Sun’s Mark Monroe on energy efficient data centers

Sun made an announcement the other day about the opening of its new Broomfield data center.

It sounded like they had done a superb job so I asked Sun’s Director of Sustainable Computing, Mark Monroe to come on and tell us a little more about the project.

Some of the highlights of Sun’s announcement were:

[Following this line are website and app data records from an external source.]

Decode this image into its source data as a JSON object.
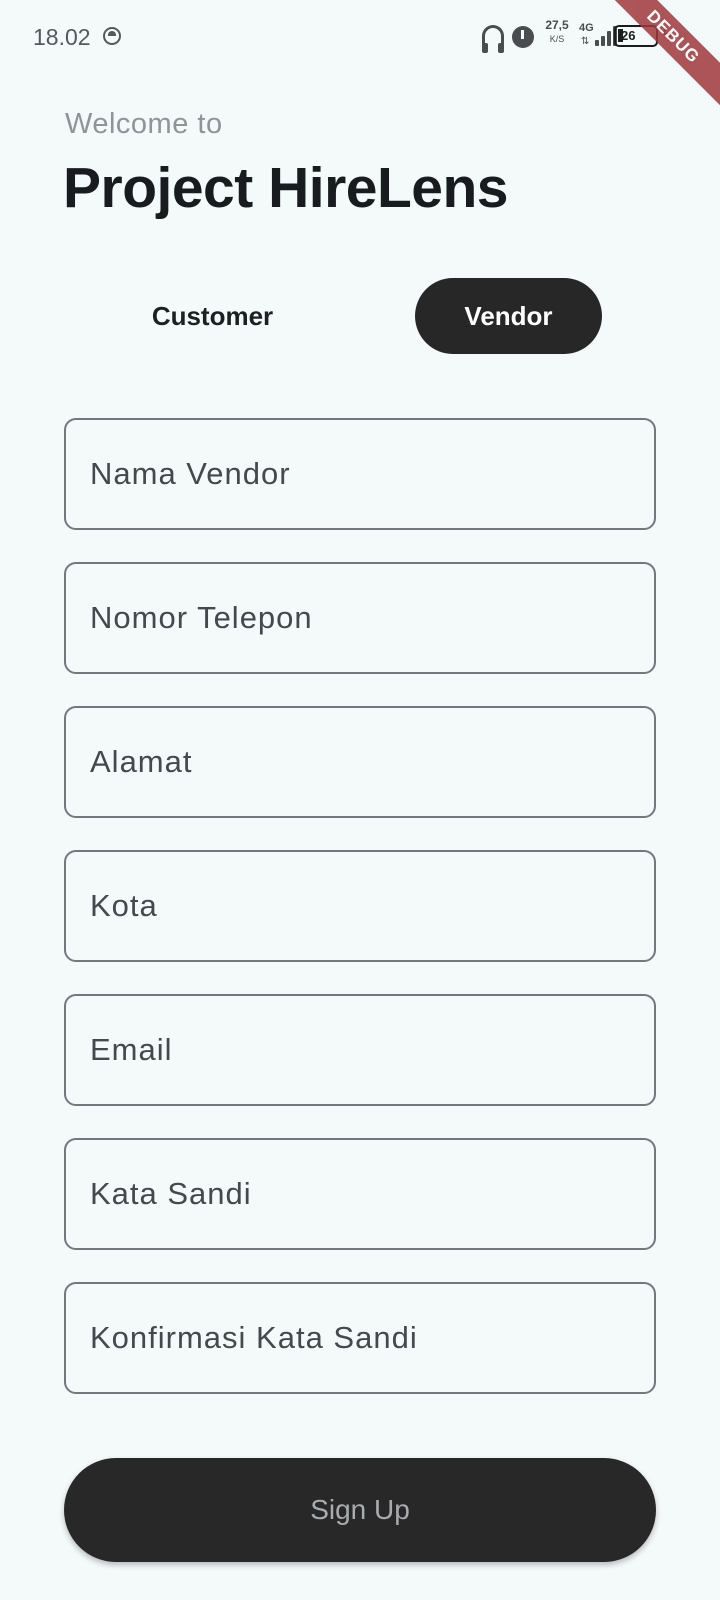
{
  "status_bar": {
    "time": "18.02",
    "net_speed_value": "27,5",
    "net_speed_unit": "K/S",
    "network_type": "4G",
    "network_arrows": "⇅",
    "battery_level": "26",
    "charging_symbol": "ϟ"
  },
  "debug_banner": "DEBUG",
  "header": {
    "welcome": "Welcome to",
    "title": "Project HireLens"
  },
  "role_tabs": {
    "customer": "Customer",
    "vendor": "Vendor",
    "selected": "Vendor"
  },
  "form": {
    "vendor_name_placeholder": "Nama Vendor",
    "phone_placeholder": "Nomor Telepon",
    "address_placeholder": "Alamat",
    "city_placeholder": "Kota",
    "email_placeholder": "Email",
    "password_placeholder": "Kata Sandi",
    "confirm_password_placeholder": "Konfirmasi Kata Sandi"
  },
  "signup_label": "Sign Up",
  "colors": {
    "background": "#f4f9f9",
    "accent_dark": "#272727",
    "field_border": "#74777b",
    "debug_banner": "#a0383d"
  }
}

  • Greater space efficiency: A scalable, modular datacenter based on the Sun Pod Architecture led to a 66 percent footprint compression, by reducing 496,000 square feet from the former StorageTek campus in Louisville, Colo. to 126,000 square feet;
  • Reduced electrical consumption: By 1 million kWh per month, enough to power 1,000 homes in Colorado;
  • Reduced raised floor datacenter space: From 165,000 square feet to less than 700 square feet of raised floor datacenter space, representing a $4M cost avoidance;
  • Greener, cleaner architecture: Including flywheel UPS that eliminates lead and chemical waste by removing the need for batteries, and a non-chemical water treatment system, saving water and reducing chemical pollution;
  • Enhanced scalability: Incorporated 7 MW of capacity that scales up to 40 percent higher without major construction;
    Innovative cooling: The world’s first and largest installation of Liebert advanced XD cooling system with dynamic cooling controls capable of supporting rack loads up to 30kW and a chiller system 24 percent more efficient than ASHRAE standards;
  • Overall excellence: Recognized with two Ace awards for Project of the Year from the Associated Contractors of Colorado, presented for excellence in design, execution, complexity and environmental application.